● Your assignment: Your answer must be the full set of records, repeated exactly.

--- Records to use Enclosed Below ---

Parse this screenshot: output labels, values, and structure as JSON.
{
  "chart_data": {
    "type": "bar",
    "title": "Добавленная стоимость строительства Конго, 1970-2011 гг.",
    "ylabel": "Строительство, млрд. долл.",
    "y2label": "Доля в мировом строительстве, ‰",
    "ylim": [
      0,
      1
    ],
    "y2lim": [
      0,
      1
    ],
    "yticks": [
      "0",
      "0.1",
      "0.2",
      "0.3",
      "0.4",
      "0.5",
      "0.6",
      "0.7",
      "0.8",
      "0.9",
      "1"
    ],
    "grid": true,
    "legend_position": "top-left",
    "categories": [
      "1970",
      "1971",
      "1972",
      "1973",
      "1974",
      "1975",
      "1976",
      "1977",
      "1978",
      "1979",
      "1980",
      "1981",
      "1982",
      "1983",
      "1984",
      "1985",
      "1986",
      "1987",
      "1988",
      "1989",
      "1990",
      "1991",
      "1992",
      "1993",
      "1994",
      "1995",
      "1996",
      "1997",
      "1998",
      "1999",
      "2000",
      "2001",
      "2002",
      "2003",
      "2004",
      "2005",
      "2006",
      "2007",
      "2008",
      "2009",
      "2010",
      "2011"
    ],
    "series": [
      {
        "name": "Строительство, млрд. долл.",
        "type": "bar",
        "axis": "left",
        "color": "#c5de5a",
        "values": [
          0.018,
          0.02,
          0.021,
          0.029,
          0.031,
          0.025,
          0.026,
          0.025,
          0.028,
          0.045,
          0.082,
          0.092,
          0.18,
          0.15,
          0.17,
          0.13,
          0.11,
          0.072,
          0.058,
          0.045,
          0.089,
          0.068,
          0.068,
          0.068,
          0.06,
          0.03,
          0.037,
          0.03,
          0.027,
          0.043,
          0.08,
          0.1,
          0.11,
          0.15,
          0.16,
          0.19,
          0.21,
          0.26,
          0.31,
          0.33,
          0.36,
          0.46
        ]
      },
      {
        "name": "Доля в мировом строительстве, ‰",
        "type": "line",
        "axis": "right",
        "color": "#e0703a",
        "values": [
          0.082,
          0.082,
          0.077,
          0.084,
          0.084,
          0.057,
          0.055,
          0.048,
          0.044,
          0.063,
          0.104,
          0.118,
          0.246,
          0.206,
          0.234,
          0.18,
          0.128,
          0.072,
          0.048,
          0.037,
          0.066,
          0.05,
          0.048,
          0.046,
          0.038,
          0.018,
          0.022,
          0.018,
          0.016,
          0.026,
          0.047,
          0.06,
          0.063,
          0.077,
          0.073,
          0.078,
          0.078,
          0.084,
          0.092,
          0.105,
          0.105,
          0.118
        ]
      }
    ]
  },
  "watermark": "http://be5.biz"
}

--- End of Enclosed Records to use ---

● Answer area:
Parse this screenshot: output labels, values, and structure as JSON.
{
  "chart_data": {
    "type": "bar",
    "title": "Добавленная стоимость строительства Конго, 1970-2011 гг.",
    "ylabel": "Строительство, млрд. долл.",
    "y2label": "Доля в мировом строительстве, ‰",
    "ylim": [
      0,
      1
    ],
    "y2lim": [
      0,
      1
    ],
    "yticks": [
      "0",
      "0.1",
      "0.2",
      "0.3",
      "0.4",
      "0.5",
      "0.6",
      "0.7",
      "0.8",
      "0.9",
      "1"
    ],
    "grid": true,
    "legend_position": "top-left",
    "categories": [
      "1970",
      "1971",
      "1972",
      "1973",
      "1974",
      "1975",
      "1976",
      "1977",
      "1978",
      "1979",
      "1980",
      "1981",
      "1982",
      "1983",
      "1984",
      "1985",
      "1986",
      "1987",
      "1988",
      "1989",
      "1990",
      "1991",
      "1992",
      "1993",
      "1994",
      "1995",
      "1996",
      "1997",
      "1998",
      "1999",
      "2000",
      "2001",
      "2002",
      "2003",
      "2004",
      "2005",
      "2006",
      "2007",
      "2008",
      "2009",
      "2010",
      "2011"
    ],
    "series": [
      {
        "name": "Строительство, млрд. долл.",
        "type": "bar",
        "axis": "left",
        "color": "#c5de5a",
        "values": [
          0.018,
          0.02,
          0.021,
          0.029,
          0.031,
          0.025,
          0.026,
          0.025,
          0.028,
          0.045,
          0.082,
          0.092,
          0.18,
          0.15,
          0.17,
          0.13,
          0.11,
          0.072,
          0.058,
          0.045,
          0.089,
          0.068,
          0.068,
          0.068,
          0.06,
          0.03,
          0.037,
          0.03,
          0.027,
          0.043,
          0.08,
          0.1,
          0.11,
          0.15,
          0.16,
          0.19,
          0.21,
          0.26,
          0.31,
          0.33,
          0.36,
          0.46
        ]
      },
      {
        "name": "Доля в мировом строительстве, ‰",
        "type": "line",
        "axis": "right",
        "color": "#e0703a",
        "values": [
          0.082,
          0.082,
          0.077,
          0.084,
          0.084,
          0.057,
          0.055,
          0.048,
          0.044,
          0.063,
          0.104,
          0.118,
          0.246,
          0.206,
          0.234,
          0.18,
          0.128,
          0.072,
          0.048,
          0.037,
          0.066,
          0.05,
          0.048,
          0.046,
          0.038,
          0.018,
          0.022,
          0.018,
          0.016,
          0.026,
          0.047,
          0.06,
          0.063,
          0.077,
          0.073,
          0.078,
          0.078,
          0.084,
          0.092,
          0.105,
          0.105,
          0.118
        ]
      }
    ]
  },
  "watermark": "http://be5.biz"
}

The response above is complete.